→ Work item
Filter out all lines without the word "this" from the data below, please, and copy the rest.

→ Available records
================================
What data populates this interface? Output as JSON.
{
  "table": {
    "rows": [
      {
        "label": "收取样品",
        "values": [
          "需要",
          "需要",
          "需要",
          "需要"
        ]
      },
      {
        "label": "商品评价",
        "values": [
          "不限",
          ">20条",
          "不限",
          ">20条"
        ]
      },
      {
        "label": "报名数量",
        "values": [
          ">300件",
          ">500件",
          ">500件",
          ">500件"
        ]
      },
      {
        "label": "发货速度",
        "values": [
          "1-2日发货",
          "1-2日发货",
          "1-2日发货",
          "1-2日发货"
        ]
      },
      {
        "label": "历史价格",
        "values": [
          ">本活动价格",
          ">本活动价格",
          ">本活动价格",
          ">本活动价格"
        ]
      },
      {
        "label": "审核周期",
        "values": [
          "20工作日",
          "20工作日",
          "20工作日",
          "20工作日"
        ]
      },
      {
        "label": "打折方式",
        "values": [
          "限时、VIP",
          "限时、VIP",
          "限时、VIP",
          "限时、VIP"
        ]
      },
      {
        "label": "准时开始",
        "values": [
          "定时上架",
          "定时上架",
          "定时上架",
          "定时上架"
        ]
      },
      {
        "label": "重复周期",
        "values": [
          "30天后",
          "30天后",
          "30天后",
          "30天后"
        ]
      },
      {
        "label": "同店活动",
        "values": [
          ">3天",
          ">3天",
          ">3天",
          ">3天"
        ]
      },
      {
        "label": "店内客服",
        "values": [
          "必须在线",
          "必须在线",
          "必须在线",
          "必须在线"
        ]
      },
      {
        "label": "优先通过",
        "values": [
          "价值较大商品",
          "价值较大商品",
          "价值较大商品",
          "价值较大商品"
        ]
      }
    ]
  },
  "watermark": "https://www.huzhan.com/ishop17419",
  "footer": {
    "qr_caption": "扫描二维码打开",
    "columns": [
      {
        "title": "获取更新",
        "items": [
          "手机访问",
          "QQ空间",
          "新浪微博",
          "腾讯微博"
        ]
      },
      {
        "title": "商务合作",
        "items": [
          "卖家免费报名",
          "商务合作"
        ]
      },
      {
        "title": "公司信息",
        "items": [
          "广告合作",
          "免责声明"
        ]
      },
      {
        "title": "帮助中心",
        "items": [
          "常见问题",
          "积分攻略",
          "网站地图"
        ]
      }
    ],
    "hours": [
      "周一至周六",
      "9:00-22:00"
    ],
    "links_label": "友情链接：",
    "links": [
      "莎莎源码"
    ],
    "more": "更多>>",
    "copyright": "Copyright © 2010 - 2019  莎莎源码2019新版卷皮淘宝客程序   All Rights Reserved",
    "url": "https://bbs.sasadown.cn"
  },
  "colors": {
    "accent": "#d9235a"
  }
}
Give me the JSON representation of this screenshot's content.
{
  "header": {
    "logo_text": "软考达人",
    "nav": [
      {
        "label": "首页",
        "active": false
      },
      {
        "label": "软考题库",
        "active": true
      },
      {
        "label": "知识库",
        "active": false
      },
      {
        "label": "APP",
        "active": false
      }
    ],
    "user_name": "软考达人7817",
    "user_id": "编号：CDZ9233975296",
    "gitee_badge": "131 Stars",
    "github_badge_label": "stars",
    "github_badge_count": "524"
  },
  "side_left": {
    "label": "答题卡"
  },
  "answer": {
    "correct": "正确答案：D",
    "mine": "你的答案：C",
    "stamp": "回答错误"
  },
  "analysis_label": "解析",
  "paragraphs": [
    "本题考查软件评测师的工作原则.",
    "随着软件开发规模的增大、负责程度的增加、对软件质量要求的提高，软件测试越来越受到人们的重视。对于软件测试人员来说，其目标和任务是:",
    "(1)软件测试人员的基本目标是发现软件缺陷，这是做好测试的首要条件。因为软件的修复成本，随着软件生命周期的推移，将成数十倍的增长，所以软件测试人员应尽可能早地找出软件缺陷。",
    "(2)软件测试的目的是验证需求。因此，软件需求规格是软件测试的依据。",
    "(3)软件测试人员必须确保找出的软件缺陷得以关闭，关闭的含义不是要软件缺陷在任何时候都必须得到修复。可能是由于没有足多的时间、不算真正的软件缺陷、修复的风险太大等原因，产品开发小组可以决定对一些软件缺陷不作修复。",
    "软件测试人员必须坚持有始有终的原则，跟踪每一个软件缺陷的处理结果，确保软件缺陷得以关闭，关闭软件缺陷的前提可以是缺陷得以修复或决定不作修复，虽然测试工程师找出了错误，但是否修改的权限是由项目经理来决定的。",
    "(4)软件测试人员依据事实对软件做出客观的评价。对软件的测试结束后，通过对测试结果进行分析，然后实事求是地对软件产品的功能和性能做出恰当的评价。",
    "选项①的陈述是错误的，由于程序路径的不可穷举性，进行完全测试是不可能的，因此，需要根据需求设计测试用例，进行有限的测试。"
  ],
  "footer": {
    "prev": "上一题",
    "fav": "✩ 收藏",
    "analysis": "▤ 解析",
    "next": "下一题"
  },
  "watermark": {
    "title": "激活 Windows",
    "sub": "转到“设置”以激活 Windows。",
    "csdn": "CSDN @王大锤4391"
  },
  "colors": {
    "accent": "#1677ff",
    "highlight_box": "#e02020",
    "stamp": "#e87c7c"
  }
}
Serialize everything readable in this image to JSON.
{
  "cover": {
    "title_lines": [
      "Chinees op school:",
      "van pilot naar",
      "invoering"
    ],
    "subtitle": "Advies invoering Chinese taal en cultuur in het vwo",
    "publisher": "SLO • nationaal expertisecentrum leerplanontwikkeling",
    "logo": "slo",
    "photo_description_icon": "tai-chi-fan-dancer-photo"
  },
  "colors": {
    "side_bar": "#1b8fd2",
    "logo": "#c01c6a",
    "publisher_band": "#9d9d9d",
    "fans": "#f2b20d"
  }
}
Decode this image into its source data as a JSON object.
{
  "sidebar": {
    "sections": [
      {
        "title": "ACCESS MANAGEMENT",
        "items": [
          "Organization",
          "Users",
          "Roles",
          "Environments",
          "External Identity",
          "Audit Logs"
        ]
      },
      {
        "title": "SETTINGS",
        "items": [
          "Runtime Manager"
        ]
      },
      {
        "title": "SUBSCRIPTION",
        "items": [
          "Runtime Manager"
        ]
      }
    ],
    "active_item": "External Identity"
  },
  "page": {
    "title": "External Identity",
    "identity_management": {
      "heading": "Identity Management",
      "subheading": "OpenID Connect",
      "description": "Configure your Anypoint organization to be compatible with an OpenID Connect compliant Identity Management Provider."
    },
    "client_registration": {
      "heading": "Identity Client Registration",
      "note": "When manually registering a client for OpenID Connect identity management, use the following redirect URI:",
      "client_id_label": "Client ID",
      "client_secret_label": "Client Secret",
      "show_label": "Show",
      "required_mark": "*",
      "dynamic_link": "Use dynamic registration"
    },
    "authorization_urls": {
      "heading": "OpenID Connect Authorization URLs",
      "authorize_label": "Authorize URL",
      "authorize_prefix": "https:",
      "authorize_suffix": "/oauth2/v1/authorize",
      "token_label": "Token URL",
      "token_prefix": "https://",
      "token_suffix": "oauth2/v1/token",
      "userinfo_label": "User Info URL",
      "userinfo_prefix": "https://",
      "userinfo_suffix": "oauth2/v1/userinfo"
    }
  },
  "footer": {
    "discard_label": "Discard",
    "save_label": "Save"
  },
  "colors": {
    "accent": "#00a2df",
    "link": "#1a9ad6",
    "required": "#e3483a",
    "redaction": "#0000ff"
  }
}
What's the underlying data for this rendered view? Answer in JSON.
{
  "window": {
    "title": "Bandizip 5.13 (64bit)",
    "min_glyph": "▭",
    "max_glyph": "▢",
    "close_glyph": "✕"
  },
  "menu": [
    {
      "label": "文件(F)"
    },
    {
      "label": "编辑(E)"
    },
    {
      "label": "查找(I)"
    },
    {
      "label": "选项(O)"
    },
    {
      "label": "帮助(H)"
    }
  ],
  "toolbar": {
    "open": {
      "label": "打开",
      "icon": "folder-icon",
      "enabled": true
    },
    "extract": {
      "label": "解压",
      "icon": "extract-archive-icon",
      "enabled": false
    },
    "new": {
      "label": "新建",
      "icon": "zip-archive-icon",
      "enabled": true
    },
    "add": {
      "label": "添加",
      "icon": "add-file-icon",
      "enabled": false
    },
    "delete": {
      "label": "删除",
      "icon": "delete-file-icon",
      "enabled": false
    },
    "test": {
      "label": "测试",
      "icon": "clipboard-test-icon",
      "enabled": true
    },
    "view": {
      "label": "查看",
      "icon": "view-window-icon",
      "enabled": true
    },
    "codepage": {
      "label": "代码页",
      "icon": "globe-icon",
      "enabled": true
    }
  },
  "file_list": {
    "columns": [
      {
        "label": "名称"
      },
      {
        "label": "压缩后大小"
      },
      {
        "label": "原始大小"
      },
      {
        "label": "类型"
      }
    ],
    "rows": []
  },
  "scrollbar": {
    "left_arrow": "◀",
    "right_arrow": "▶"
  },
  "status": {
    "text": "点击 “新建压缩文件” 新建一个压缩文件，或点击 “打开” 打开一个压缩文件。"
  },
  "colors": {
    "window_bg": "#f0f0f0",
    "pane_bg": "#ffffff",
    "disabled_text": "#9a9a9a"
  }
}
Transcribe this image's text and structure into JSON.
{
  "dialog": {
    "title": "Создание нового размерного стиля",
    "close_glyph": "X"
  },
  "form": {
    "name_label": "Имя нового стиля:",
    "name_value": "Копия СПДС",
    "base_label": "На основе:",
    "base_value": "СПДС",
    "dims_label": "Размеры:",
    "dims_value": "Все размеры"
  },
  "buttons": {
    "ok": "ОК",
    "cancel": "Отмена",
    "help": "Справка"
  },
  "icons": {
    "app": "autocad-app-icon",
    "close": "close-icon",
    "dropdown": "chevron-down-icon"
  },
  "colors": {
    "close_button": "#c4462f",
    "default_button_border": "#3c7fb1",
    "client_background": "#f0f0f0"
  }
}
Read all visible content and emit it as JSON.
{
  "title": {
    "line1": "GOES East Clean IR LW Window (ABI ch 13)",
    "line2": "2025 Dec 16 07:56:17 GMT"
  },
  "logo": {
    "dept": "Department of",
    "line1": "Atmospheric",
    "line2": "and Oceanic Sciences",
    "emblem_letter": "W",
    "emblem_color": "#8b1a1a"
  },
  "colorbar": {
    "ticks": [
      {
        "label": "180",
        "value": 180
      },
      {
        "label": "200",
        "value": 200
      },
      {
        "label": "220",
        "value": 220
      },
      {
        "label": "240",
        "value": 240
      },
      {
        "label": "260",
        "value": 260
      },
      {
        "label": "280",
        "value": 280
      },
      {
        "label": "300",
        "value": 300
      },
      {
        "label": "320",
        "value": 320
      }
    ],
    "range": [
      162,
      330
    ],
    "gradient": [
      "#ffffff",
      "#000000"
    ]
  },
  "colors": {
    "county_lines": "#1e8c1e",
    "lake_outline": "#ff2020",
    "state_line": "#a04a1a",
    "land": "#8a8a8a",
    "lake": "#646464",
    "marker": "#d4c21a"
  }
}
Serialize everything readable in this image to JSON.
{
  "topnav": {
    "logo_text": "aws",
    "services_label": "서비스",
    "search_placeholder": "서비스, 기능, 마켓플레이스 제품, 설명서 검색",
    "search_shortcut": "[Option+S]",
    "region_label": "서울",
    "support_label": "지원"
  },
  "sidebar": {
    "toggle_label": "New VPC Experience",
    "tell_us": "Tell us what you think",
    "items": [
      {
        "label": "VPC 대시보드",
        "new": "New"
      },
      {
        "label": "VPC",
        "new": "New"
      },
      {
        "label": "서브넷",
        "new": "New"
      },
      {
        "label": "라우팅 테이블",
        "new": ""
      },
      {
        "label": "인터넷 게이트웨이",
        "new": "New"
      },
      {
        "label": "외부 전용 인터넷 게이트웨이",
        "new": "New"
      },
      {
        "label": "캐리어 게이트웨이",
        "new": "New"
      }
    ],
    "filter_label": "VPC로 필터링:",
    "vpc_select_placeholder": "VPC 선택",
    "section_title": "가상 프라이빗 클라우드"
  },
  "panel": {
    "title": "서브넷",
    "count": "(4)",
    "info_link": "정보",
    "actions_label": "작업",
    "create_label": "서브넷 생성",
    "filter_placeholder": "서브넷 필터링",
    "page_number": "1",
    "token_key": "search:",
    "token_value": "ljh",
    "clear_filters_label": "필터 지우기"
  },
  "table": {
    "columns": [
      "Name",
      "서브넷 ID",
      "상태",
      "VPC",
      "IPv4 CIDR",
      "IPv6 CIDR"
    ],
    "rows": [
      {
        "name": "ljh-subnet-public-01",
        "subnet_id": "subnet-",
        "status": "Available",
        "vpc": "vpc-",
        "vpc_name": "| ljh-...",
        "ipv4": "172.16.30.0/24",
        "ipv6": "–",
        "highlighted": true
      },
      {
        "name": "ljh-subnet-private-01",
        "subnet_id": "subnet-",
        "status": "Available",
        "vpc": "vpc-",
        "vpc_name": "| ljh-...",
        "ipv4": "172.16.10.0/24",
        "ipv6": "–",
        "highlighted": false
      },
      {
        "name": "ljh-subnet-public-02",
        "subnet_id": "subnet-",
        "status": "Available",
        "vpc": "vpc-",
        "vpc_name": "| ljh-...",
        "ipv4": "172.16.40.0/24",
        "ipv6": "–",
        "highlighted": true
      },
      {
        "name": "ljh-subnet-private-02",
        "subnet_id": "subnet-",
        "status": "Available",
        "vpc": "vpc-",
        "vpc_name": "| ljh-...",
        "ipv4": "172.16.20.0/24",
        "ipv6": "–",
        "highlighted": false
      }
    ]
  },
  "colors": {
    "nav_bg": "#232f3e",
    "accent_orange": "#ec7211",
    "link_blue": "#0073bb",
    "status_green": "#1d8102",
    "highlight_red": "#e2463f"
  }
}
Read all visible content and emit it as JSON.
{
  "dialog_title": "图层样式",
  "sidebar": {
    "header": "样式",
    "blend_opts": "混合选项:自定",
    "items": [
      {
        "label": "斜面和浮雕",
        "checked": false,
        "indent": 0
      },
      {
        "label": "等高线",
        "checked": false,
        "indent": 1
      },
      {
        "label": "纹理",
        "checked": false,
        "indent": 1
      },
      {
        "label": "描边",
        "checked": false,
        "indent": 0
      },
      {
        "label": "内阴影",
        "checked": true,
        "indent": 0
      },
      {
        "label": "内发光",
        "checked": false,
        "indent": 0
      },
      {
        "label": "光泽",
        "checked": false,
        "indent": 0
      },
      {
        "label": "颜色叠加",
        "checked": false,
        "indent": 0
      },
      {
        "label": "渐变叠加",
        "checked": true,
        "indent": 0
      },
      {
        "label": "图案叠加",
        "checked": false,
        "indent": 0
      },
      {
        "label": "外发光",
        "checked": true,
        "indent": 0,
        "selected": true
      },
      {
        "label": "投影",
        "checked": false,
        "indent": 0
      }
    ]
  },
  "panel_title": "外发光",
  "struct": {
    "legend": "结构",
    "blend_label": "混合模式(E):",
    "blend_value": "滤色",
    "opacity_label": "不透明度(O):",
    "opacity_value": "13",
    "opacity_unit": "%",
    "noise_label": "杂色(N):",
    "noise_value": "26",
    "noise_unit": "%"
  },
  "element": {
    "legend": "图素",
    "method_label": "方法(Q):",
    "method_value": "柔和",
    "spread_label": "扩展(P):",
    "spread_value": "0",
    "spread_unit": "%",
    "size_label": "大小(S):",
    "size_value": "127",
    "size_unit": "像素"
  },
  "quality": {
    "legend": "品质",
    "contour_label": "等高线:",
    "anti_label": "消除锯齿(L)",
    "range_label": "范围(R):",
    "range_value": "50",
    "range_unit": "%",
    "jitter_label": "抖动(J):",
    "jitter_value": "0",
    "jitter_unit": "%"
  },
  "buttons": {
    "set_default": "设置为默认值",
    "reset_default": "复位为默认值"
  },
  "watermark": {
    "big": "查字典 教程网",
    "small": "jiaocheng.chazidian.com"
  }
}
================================
→ Exercise solution
What data populates this interface? Output as JSON.
Give me the JSON representation of this screenshot's content.
Serialize everything readable in this image to JSON.
Decode this image into its source data as a JSON object.
What's the underlying data for this rendered view? Answer in JSON.
Transcribe this image's text and structure into JSON.
Serialize everything readable in this image to JSON.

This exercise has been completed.